Also, in addition to arrows and signs, many supermarkets are using temporary specially designed displays and barriers to help customers move in the safest and fastest way possible. Aside from directing traffic, these features work as branding tools as well.
Retailers have been redesigning their premises to make social distancing requirements clear and consistent and at the same, provide a socially positive and stress-free shopping experience.
5 – Stepping up their cleaning and sanitizing efforts
Keeping the premises and frequently handled items inside the supermarket clean and sanitized is now a must. As such, employees are sterilizing shopping and hand carts as often as possible.
Many supermarkets also provide sanitizing wipes to customers upon entry to clean off the shopping and hand carts.
Stores are also making it easier for customers to keep their hands clean and germ-free. There are alcohol and hand sanitizer dispensers around their premises, which shoppers can use anytime.
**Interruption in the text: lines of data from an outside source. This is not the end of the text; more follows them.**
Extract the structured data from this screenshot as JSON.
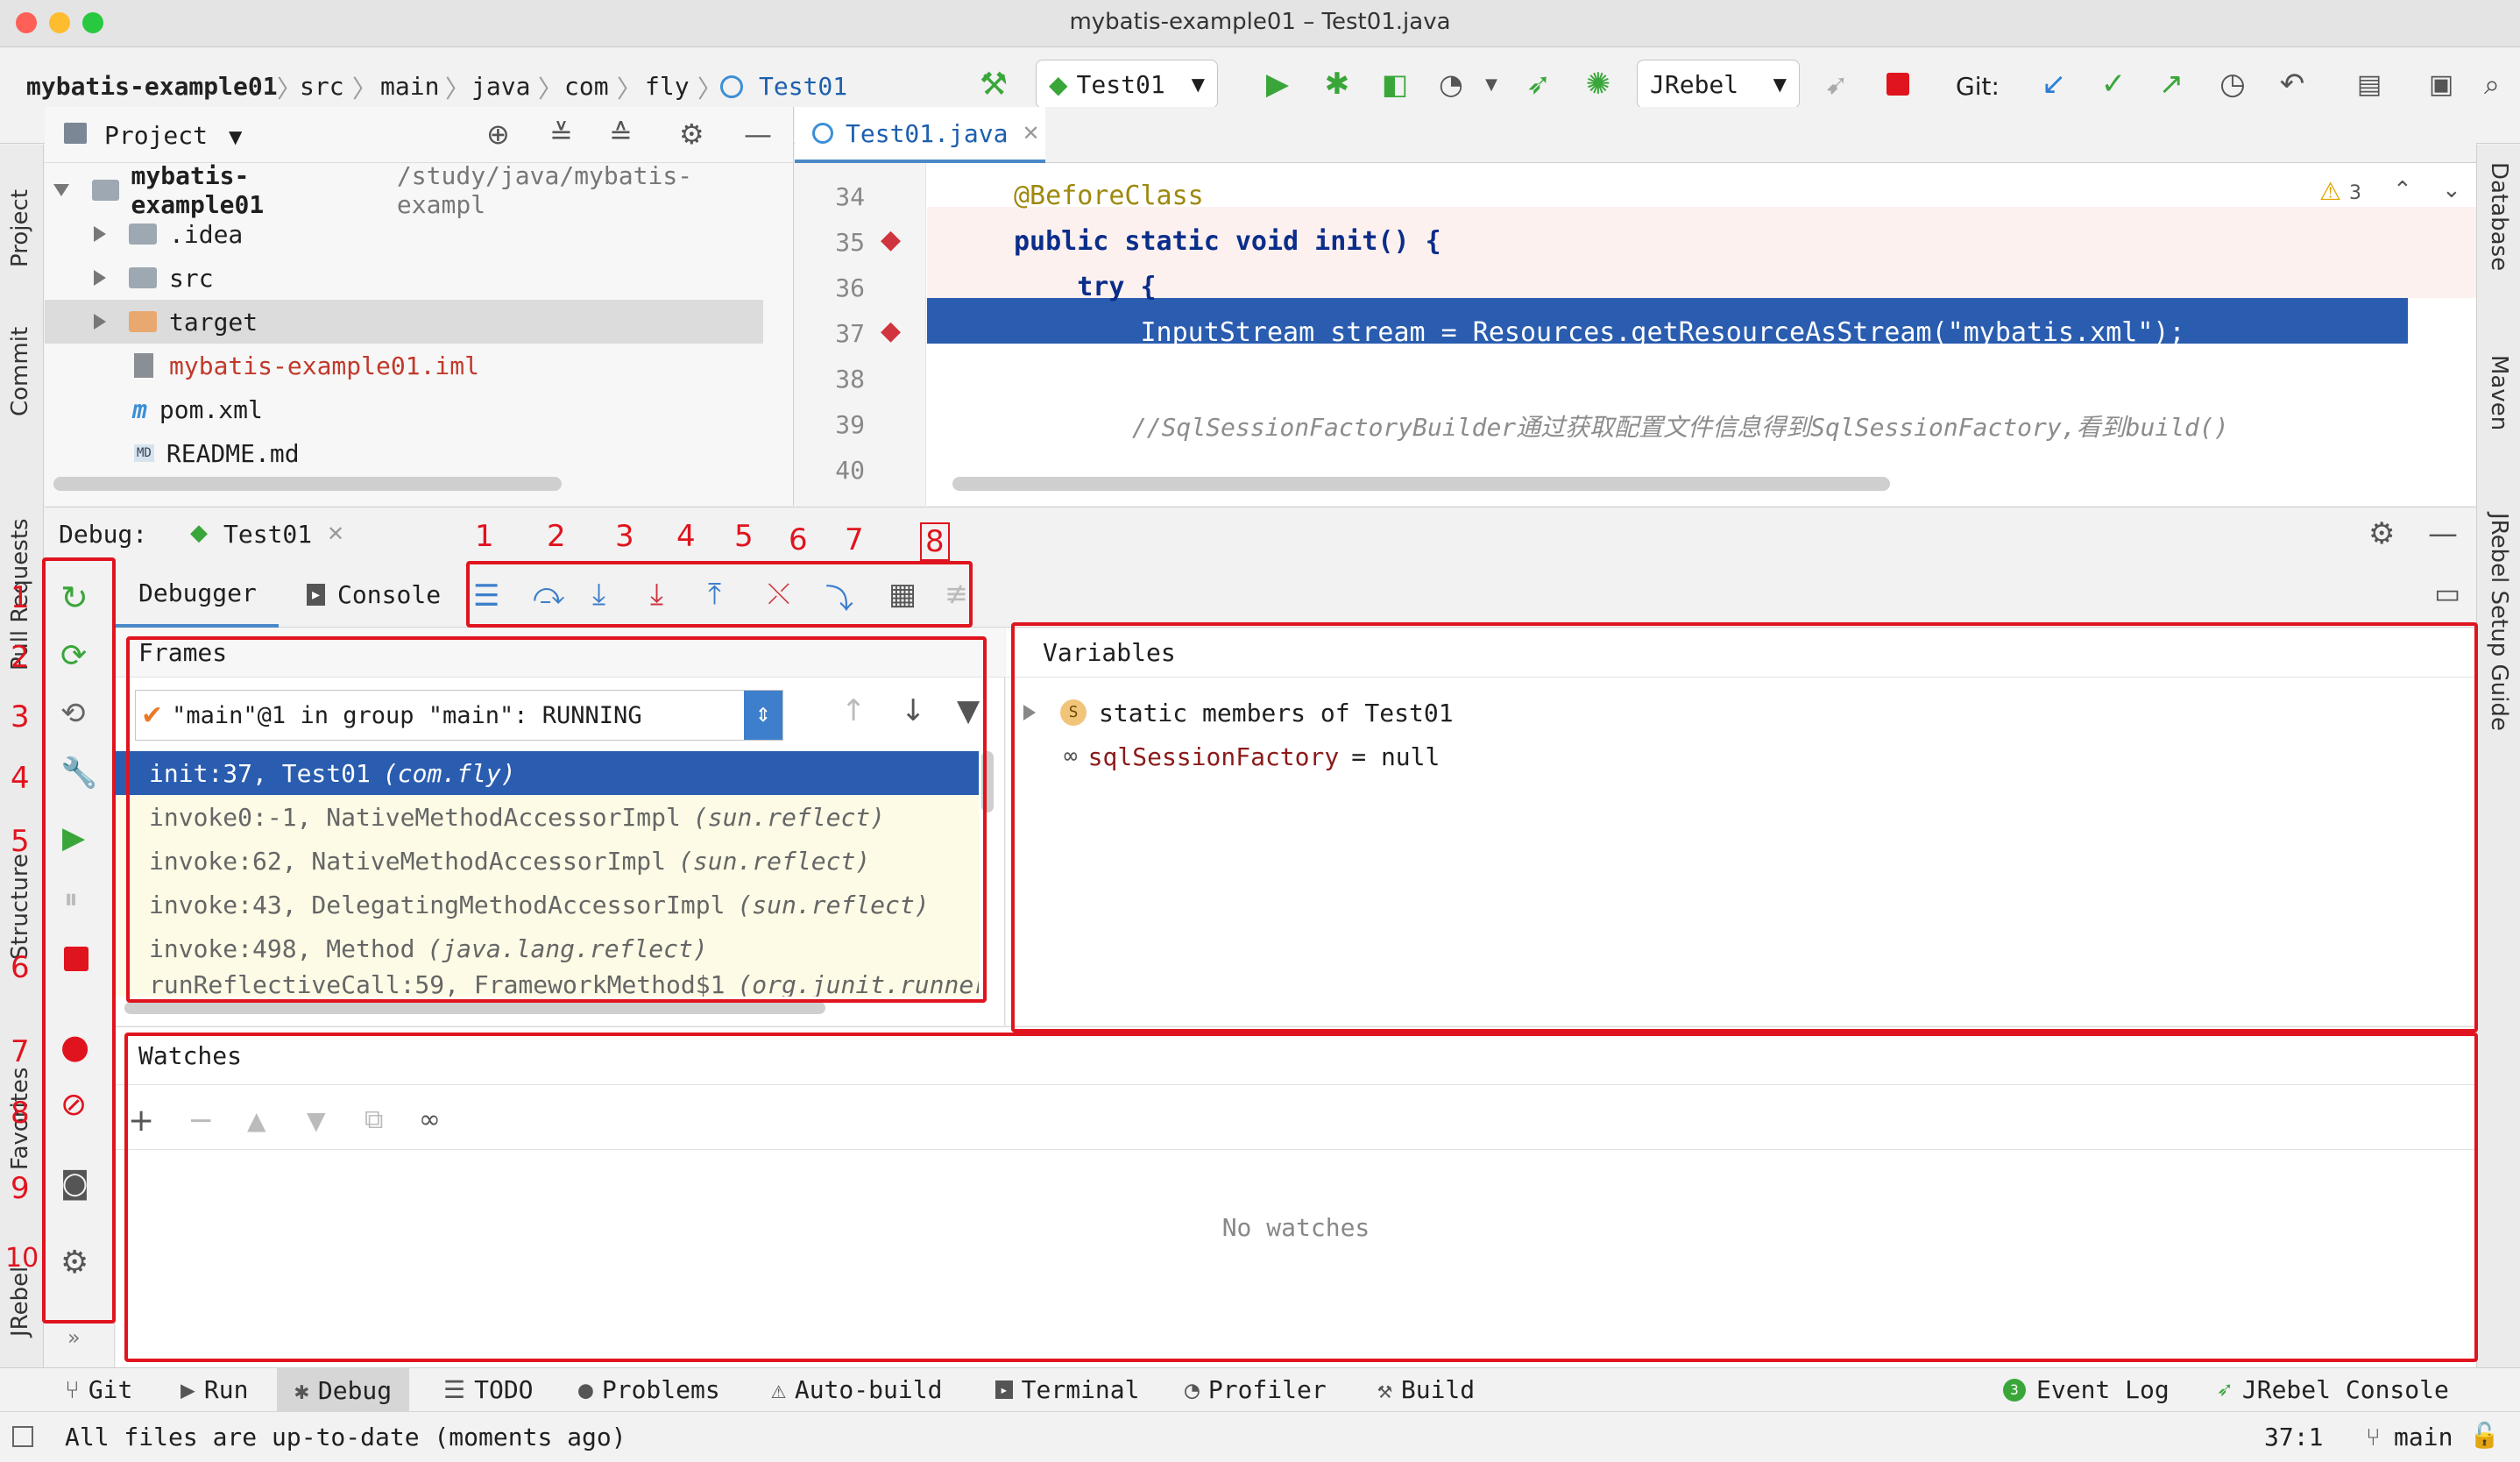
{
  "window": {
    "title": "mybatis-example01 – Test01.java"
  },
  "breadcrumbs": [
    "mybatis-example01",
    "src",
    "main",
    "java",
    "com",
    "fly",
    "Test01"
  ],
  "toolbar": {
    "run_config": "Test01",
    "jrebel": "JRebel",
    "git_label": "Git:"
  },
  "left_stripe": {
    "project": "Project",
    "commit": "Commit",
    "pull_requests": "Pull Requests",
    "structure": "Structure",
    "favorites": "Favorites",
    "jrebel": "JRebel"
  },
  "right_stripe": {
    "database": "Database",
    "maven": "Maven",
    "jrebel_guide": "JRebel Setup Guide"
  },
  "project": {
    "title": "Project",
    "root": {
      "name": "mybatis-example01",
      "path": "/study/java/mybatis-exampl"
    },
    "items": [
      {
        "name": ".idea",
        "kind": "folder"
      },
      {
        "name": "src",
        "kind": "folder"
      },
      {
        "name": "target",
        "kind": "folder-excluded"
      },
      {
        "name": "mybatis-example01.iml",
        "kind": "iml"
      },
      {
        "name": "pom.xml",
        "kind": "maven"
      },
      {
        "name": "README.md",
        "kind": "md"
      }
    ]
  },
  "editor": {
    "tab": "Test01.java",
    "warnings": "3",
    "lines": [
      {
        "no": "34",
        "code": "@BeforeClass"
      },
      {
        "no": "35",
        "code": "public static void init() {"
      },
      {
        "no": "36",
        "code": "    try {"
      },
      {
        "no": "37",
        "code": "        InputStream stream = Resources.getResourceAsStream(\"mybatis.xml\");"
      },
      {
        "no": "38",
        "code": ""
      },
      {
        "no": "39",
        "code": "        //SqlSessionFactoryBuilder通过获取配置文件信息得到SqlSessionFactory,看到build()"
      },
      {
        "no": "40",
        "code": ""
      }
    ]
  },
  "debug": {
    "label": "Debug:",
    "session": "Test01",
    "tabs": {
      "debugger": "Debugger",
      "console": "Console"
    },
    "annotations": [
      "1",
      "2",
      "3",
      "4",
      "5",
      "6",
      "7",
      "8"
    ],
    "left_annotations": [
      "1",
      "2",
      "3",
      "4",
      "5",
      "6",
      "7",
      "8",
      "9",
      "10"
    ],
    "frames": {
      "title": "Frames",
      "thread": "\"main\"@1 in group \"main\": RUNNING",
      "rows": [
        {
          "method": "init:37, Test01",
          "pkg": "(com.fly)"
        },
        {
          "method": "invoke0:-1, NativeMethodAccessorImpl",
          "pkg": "(sun.reflect)"
        },
        {
          "method": "invoke:62, NativeMethodAccessorImpl",
          "pkg": "(sun.reflect)"
        },
        {
          "method": "invoke:43, DelegatingMethodAccessorImpl",
          "pkg": "(sun.reflect)"
        },
        {
          "method": "invoke:498, Method",
          "pkg": "(java.lang.reflect)"
        },
        {
          "method": "runReflectiveCall:59, FrameworkMethod$1",
          "pkg": "(org.junit.runners"
        }
      ]
    },
    "variables": {
      "title": "Variables",
      "static_members": "static members of Test01",
      "var_name": "sqlSessionFactory",
      "var_value": "= null"
    },
    "watches": {
      "title": "Watches",
      "empty": "No watches"
    }
  },
  "bottom_tabs": [
    "Git",
    "Run",
    "Debug",
    "TODO",
    "Problems",
    "Auto-build",
    "Terminal",
    "Profiler",
    "Build"
  ],
  "bottom_right": {
    "event_log": "Event Log",
    "event_count": "3",
    "jrebel_console": "JRebel Console"
  },
  "status": {
    "message": "All files are up-to-date (moments ago)",
    "position": "37:1",
    "branch": "main"
  },
  "colors": {
    "selection": "#2a5db0",
    "annotation_red": "#e0141e",
    "run_green": "#3aa63a"
  }
}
Some supermarkets have also set up handwashing stations so that shoppers can wash their hands with water and soap when needed.
All employees are encouraged to wash their hands frequently as well, especially cashiers who handle money and have longer and more interactions with customers.
Finally, aside from the daily mopping and wiping down of surfaces, supermarkets have to perform a deep clean and disinfection of the premises at least once a week to get rid of lurking bacteria.
All businesses have already implemented these measures and are still open to employing other methods to keep consumers safe and give them peace of mind as they shop for their essentials. With some additional precautions, everyone can slide back into their grocery shopping routine.
Vic Bageria is the Founder and CEO of Sávant Data System LLC, a retail solutions and services provider focused on empowering businesses with progressive technology solutions such as People Counting and In-Store Analytics to improve operational efficiency and profitability (such as provided by Xpandretail powered by Savant). Vic is an award-winning entrepreneur and visionary, with experience in building recurring revenue technology businesses, who has mastered the intersection of technology, consumer marketing, customer behavior and instore insights.